By Amber Sanchez, RDH, BA
All my life, I've been known as a standout, one who does things differently than most. So dental hygiene school was no exception. I stood out from the crowd right away. This happens to be because I'm left-handed. As a population, 90% of people are right-handed, so their way of doing things typically prevails. I have lived in a world designed for right-handed people for a long time now, and I've learned that flexibility is the key. Learning dental hygiene was no exception to this rule.
When starting my dental hygiene education in the fall of 2002, reality finally hit me. I was the outcast. I didn't fit in. My instructors had trouble explaining positioning to me. When we were first introduced to scalers, I was required to work right handed for the first two months. The reasoning was that it would be easier to teach everyone the same way. This was a very long and awkward two months for me! I've never been a very hands-on person, so being forced to use my right hand made a difficult situation feel tumultuous. But I pushed ahead and when I was allowed to work left-handed, I learned that I had developed the ability to work with both hands.
This two handed revelation really confused and amused my instructors. They found it complicated to explain any positioning to me, and many times I felt like I was on my own when it came to figuring out how to remove calculus from a stubborn area. I remember many days in the clinic being the last student left, working on a patient and feeling completely frustrated. Fortunately, everything began to click after a while, and over time this method of working has truly become second nature to me.
I literally work from both sides of the chair. When I'm on the right side of my patient, I clean everything that is easy to access from the right side (the upper left linguals, the upper right buccals, the lower left linguals, and lower right buccals). When I'm on the left side of my patient, I work on the opposite sides of the posterior teeth (the maxillary left buccals, the maxillary right linguals, the mandibular left buccals, and the mandibular right linguals). As far as the anterior teeth, I tend to work with my right hand from the 12 o'clock position, but I do switch back and forth between hands as I feel the need with more difficult patients. I can perform a complete prophy working right-handed if needed, but I definitely prefer to work with both hands when it comes to calculus removal.

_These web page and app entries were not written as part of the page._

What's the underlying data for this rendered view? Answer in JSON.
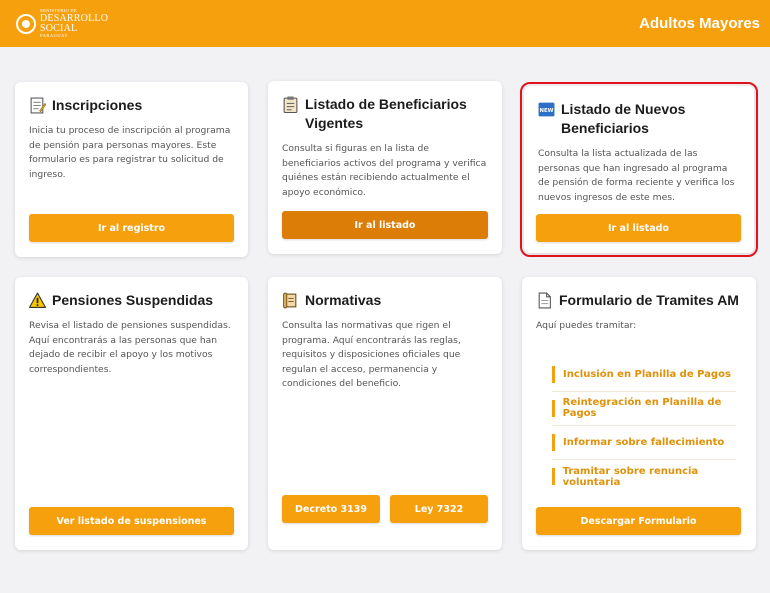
{
  "header": {
    "logo": {
      "line1": "MINISTERIO DE",
      "line2": "DESARROLLO",
      "line3": "SOCIAL",
      "line4": "PARAGUAY"
    },
    "title": "Adultos Mayores"
  },
  "colors": {
    "accent": "#f6a00e",
    "accent_dark": "#dc7d08",
    "highlight": "#e0131c"
  },
  "cards": {
    "inscripciones": {
      "icon": "memo-icon",
      "title": "Inscripciones",
      "desc": "Inicia tu proceso de inscripción al programa de pensión para personas mayores. Este formulario es para registrar tu solicitud de ingreso.",
      "button": "Ir al registro"
    },
    "vigentes": {
      "icon": "clipboard-icon",
      "title": "Listado de Beneficiarios Vigentes",
      "desc": "Consulta si figuras en la lista de beneficiarios activos del programa y verifica quiénes están recibiendo actualmente el apoyo económico.",
      "button": "Ir al listado"
    },
    "nuevos": {
      "icon": "new-badge-icon",
      "icon_text": "NEW",
      "title": "Listado de Nuevos Beneficiarios",
      "desc": "Consulta la lista actualizada de las personas que han ingresado al programa de pensión de forma reciente y verifica los nuevos ingresos de este mes.",
      "button": "Ir al listado"
    },
    "suspendidas": {
      "icon": "warning-icon",
      "title": "Pensiones Suspendidas",
      "desc": "Revisa el listado de pensiones suspendidas. Aquí encontrarás a las personas que han dejado de recibir el apoyo y los motivos correspondientes.",
      "button": "Ver listado de suspensiones"
    },
    "normativas": {
      "icon": "scroll-icon",
      "title": "Normativas",
      "desc": "Consulta las normativas que rigen el programa. Aquí encontrarás las reglas, requisitos y disposiciones oficiales que regulan el acceso, permanencia y condiciones del beneficio.",
      "button_1": "Decreto 3139",
      "button_2": "Ley 7322"
    },
    "tramites": {
      "icon": "document-icon",
      "title": "Formulario de Tramites AM",
      "desc": "Aquí puedes tramitar:",
      "items": [
        "Inclusión en Planilla de Pagos",
        "Reintegración en Planilla de Pagos",
        "Informar sobre fallecimiento",
        "Tramitar sobre renuncia voluntaria"
      ],
      "button": "Descargar Formulario"
    }
  }
}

As a result of this positioning, I can see almost everything with direct vision. The only exception is the lingual surfaces of the anterior teeth. I really love not having to look through a tiny mirror most of the time as I truly feel it makes my visualization more effortless. I do not have to make patients turn their heads very often either. Most of the time patients do not even notice when I switch sides of the chair. It is very rare that I actually have a patient figure out that I work both left- and right-handed.
Working as an ambidextrous dental hygienist has truly made my career a joy for me. When one side of my body is tired, I'm relieved to know that I'll soon be switching to the other side. Ergonomically, I have built up muscles evenly on both sides of my body, and I rarely experience any pain from my job after over 10 years of dental hygiene. Although learning to work this way was an enormous challenge from the start, I feel it has been worth it in the long term. I've learned through experience that flexibility in life often leads to progress, and dental hygiene has been no exception! RDH
Amber Metro-Sanchez, RDH, BA, has been a private practice dental hygienist with Dr. Chris Bible in Fort Wayne, Ind., for the past 10 years. Amber is a 2015 Member of Colgate's Oral Hygiene Advisory Board. She can be reached at [email protected].